[Interface dataset entries]
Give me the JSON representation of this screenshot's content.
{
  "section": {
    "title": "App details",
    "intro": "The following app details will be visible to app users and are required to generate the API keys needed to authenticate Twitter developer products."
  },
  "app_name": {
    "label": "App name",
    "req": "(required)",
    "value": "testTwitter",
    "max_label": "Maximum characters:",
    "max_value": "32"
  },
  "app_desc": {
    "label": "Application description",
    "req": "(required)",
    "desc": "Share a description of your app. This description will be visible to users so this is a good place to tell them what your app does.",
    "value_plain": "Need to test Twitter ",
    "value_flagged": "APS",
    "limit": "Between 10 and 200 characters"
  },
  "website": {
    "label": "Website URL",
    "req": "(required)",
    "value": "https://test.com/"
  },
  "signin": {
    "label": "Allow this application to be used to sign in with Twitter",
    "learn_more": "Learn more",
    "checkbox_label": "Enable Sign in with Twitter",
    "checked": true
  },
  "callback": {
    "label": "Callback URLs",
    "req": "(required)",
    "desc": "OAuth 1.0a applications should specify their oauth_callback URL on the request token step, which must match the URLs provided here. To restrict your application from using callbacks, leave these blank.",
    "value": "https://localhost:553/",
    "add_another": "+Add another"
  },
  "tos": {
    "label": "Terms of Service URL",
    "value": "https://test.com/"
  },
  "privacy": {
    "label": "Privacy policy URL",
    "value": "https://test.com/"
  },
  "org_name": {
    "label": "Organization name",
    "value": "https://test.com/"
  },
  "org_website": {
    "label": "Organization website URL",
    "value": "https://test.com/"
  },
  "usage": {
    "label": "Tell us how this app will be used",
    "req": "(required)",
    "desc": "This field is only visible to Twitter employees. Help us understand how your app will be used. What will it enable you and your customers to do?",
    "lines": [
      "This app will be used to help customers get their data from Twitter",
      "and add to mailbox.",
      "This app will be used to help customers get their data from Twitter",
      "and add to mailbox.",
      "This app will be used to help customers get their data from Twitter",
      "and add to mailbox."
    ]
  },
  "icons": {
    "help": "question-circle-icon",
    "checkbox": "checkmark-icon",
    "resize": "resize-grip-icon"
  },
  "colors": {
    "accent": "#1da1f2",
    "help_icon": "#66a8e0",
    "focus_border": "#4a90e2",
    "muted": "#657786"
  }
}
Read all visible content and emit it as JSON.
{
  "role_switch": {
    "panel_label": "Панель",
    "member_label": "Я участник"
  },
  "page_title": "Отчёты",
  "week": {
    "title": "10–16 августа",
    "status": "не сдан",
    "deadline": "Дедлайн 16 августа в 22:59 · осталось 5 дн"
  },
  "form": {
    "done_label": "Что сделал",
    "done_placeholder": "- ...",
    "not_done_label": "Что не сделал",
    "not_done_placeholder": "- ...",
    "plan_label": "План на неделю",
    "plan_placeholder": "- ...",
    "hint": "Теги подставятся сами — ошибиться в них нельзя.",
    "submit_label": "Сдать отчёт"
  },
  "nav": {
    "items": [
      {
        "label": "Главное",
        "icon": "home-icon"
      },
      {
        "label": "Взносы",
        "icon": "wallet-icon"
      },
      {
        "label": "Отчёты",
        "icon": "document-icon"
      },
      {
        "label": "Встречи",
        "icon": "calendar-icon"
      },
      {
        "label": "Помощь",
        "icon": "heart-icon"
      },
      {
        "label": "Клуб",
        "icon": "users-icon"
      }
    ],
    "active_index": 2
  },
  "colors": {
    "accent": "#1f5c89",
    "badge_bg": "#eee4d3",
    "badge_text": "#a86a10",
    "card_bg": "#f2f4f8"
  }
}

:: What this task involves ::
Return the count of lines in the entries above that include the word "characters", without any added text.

:: The completed task ::
2